The auditor-general attributes the regression in the 2018/2019 fiscal year to lapses in governance and failures in basic internal controls
As irregular expenditure soared to R62,6bn, auditor-general Kimi Makwetu bemoaned the lack of internal controls in many government departments.
Irregular expenditure is that which does not comply with legislation, for example, on supply chain management.
Releasing the national and provincial government audit outcomes for 2018/2019 on Wednesday, Makwetu said the audit results were “disappointing” and called on government leaders to take urgent action to halt the trend, restore accountability, and prevent mismanagement of public funds.
Irregular expenditure by national and provincial departments climbed 23% to R62.6bn in the 2018/2019 financial year from the R51bn the previous year. While unauthorised expenditure decreased by 23%, it remained high at R1.4bn and this figure could increase by R281m once outstanding audits are taken into account.

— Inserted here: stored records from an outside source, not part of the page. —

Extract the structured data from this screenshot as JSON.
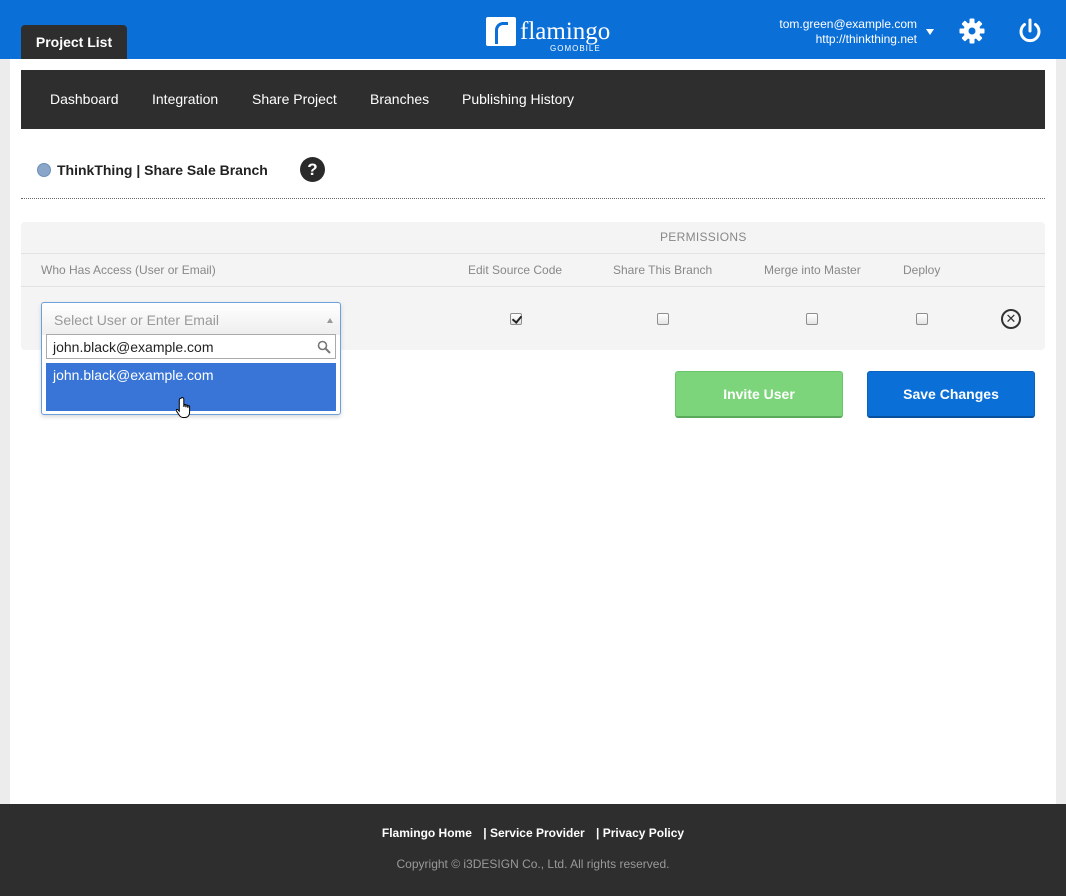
{
  "header": {
    "project_tab": "Project List",
    "logo_text": "flamingo",
    "logo_sub": "GOMOBILE",
    "user_email": "tom.green@example.com",
    "user_site": "http://thinkthing.net"
  },
  "nav": {
    "items": [
      "Dashboard",
      "Integration",
      "Share Project",
      "Branches",
      "Publishing History"
    ]
  },
  "breadcrumb": "ThinkThing | Share Sale Branch",
  "help_label": "?",
  "permissions": {
    "title": "PERMISSIONS",
    "who_header": "Who Has Access (User or Email)",
    "columns": [
      "Edit Source Code",
      "Share This Branch",
      "Merge into Master",
      "Deploy"
    ],
    "row": {
      "edit_source_code": true,
      "share_this_branch": false,
      "merge_into_master": false,
      "deploy": false
    }
  },
  "select": {
    "placeholder": "Select User or Enter Email",
    "search_value": "john.black@example.com",
    "results": [
      "john.black@example.com"
    ]
  },
  "buttons": {
    "invite": "Invite User",
    "save": "Save Changes"
  },
  "footer": {
    "links": [
      "Flamingo Home",
      "| Service Provider",
      "| Privacy Policy"
    ],
    "copyright": "Copyright © i3DESIGN Co., Ltd. All rights reserved."
  },
  "colors": {
    "brand_blue": "#0b6fd8",
    "dark_bar": "#2e2e2e",
    "invite_green": "#7dd57b",
    "selected_blue": "#3875d7"
  }
}
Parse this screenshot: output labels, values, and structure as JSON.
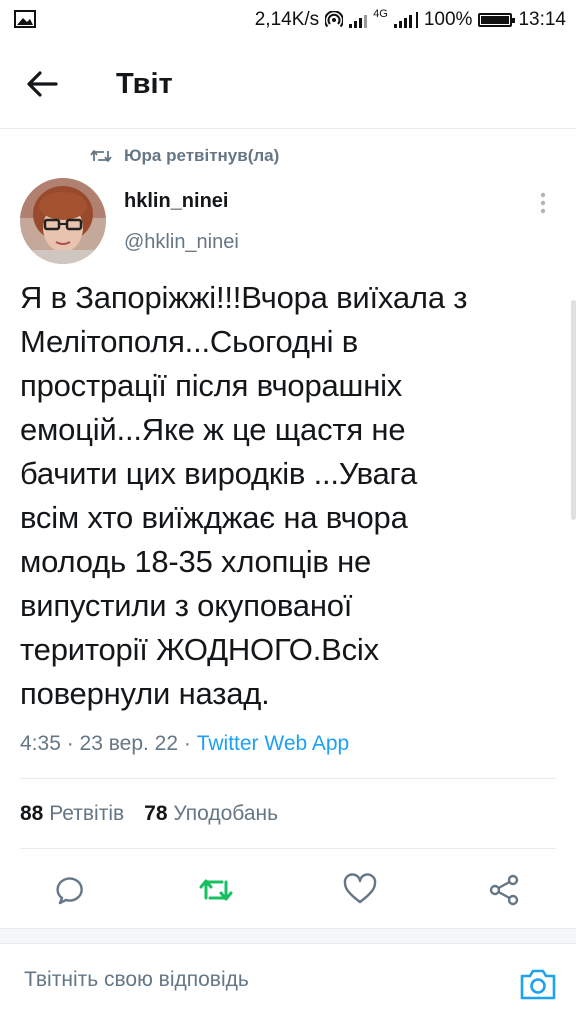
{
  "status_bar": {
    "speed": "2,14K/s",
    "network": "4G",
    "battery": "100%",
    "battery_level": 1.0,
    "time": "13:14"
  },
  "header": {
    "title": "Твіт",
    "back_icon": "arrow-left-icon"
  },
  "retweet": {
    "label": "Юра ретвітнув(ла)",
    "icon": "retweet-icon"
  },
  "author": {
    "name": "hklin_ninei",
    "handle": "@hklin_ninei"
  },
  "tweet": {
    "lines": [
      "Я в Запоріжжі!!!Вчора виїхала з",
      "Мелітополя...Сьогодні в",
      "прострації після вчорашніх",
      "емоцій...Яке ж це щастя не",
      "бачити цих виродків ...Увага",
      "всім хто виїжджає на вчора",
      "молодь 18-35 хлопців не",
      "випустили з окупованої",
      "території ЖОДНОГО.Всіх",
      "повернули назад."
    ],
    "timestamp": "4:35 · 23 вер. 22 · ",
    "app": "Twitter Web App"
  },
  "stats": {
    "retweets_count": "88",
    "retweets_label": "Ретвітів",
    "likes_count": "78",
    "likes_label": "Уподобань"
  },
  "actions": {
    "reply_icon": "comment-icon",
    "retweet_icon": "retweet-icon",
    "like_icon": "heart-icon",
    "share_icon": "share-icon",
    "retweet_color": "#17bf63"
  },
  "reply_box": {
    "placeholder": "Твітніть свою відповідь",
    "camera_icon": "camera-icon"
  },
  "colors": {
    "accent": "#1da1f2",
    "secondary_text": "#657786",
    "divider": "#e6ecf0"
  }
}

A total of 223 audited departments lost R849m in fruitless and wasteful expenditure, though this figure could also increase by R758m if outstanding audits are taken into account.
The amount of irregular expenditure could be even higher as about a third of the audited departments received qualified audits as the amount disclosed was incomplete, or it was disclosed that they had incurred irregular expenditure but that the full amount was unknown. In addition the auditor-general’s office could not audit R2.33bn worth of contracts due to missing or incomplete information.

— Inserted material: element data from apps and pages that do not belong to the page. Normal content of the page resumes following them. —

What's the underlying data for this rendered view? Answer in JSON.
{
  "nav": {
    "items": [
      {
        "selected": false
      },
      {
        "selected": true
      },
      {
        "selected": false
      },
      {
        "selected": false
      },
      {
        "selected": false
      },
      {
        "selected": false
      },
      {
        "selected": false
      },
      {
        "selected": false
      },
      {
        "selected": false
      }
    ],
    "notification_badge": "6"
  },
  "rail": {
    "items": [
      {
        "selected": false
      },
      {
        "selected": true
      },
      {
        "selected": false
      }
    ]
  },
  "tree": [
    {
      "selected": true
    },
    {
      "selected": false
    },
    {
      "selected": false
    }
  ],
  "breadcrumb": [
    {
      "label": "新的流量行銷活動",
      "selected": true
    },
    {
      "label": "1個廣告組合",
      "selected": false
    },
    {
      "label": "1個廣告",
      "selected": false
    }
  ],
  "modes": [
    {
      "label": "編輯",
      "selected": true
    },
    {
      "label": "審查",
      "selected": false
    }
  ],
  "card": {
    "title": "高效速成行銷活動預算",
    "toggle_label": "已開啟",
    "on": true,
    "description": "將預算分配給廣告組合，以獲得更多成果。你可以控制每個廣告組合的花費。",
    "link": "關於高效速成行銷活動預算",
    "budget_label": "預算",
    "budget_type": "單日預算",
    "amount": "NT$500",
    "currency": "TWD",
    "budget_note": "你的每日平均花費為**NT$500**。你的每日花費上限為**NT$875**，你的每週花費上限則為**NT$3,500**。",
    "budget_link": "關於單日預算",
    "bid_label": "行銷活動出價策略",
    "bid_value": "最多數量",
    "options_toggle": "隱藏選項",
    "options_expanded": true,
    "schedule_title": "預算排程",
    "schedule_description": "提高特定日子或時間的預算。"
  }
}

Makwetu said the executive authorities and oversight structures in government do not lead by example in setting the correct tone to “enable accountability, transparency and good governance”.

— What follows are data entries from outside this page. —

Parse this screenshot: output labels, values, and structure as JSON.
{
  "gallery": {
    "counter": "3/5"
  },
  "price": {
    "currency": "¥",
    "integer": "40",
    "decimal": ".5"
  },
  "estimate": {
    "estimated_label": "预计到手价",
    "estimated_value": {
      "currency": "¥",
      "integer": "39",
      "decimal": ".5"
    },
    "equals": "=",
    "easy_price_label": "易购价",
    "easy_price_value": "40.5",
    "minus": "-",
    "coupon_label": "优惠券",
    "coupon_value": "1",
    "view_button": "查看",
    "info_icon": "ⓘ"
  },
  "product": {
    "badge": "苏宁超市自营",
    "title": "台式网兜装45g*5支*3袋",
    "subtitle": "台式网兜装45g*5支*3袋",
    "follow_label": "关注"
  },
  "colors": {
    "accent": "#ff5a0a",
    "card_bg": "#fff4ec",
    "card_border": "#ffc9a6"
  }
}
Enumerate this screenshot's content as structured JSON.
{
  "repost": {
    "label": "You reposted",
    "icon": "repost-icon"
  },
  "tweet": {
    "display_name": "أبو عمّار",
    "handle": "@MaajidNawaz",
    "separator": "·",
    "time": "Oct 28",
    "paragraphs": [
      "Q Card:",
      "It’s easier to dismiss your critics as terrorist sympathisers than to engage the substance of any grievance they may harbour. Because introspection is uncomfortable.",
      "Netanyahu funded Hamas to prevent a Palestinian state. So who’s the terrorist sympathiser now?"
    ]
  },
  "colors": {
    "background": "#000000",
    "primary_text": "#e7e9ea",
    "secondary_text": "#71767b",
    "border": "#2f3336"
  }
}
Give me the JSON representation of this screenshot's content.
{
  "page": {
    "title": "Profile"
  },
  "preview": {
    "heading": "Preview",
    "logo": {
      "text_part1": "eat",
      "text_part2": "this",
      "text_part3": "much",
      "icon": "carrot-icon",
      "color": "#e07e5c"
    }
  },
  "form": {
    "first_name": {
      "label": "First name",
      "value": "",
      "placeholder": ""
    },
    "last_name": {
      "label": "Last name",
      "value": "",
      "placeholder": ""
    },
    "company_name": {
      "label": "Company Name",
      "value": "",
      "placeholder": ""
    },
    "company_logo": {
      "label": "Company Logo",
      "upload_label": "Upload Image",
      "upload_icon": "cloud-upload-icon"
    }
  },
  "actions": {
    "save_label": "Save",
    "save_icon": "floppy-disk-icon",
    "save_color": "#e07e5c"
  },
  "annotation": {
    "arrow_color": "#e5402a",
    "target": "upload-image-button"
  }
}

Only 26% of auditees received clean audits.
Overall the audit outcomes have regressed since 2014/2015 with 80 auditees improving and 91 moving backwards. Included in the report are national and provincial governments, which consist of 432 auditees including several state-owned enterprises (SOEs).
He highlighted an emerging risk of increased litigation and claims against departments. More than a third of the departments have claims against them in excess of 10% of their next year’s budget.
Financial health improvement
Makwetu said, however, that the financial health of auditees in most provinces either improved or remained unchanged for the period under review. The Western Cape continued to produce the best results; KwaZulu-Natal and North West remained unchanged; Eastern Cape and Limpopo progressed; and Mpumalanga, Northern Cape and Gauteng regressed.
“The overall disregard for financial management laws and regulations is pervasive,” Makwetu said about provincial audit outcomes.
The results of SOEs continued to regress with none of them managing to obtain a clean audit report. Makwetu noted that the financial health of SOEs “remained under significant pressure” and there is significant doubt whether some of them can continue with their operations in future without financial assistance.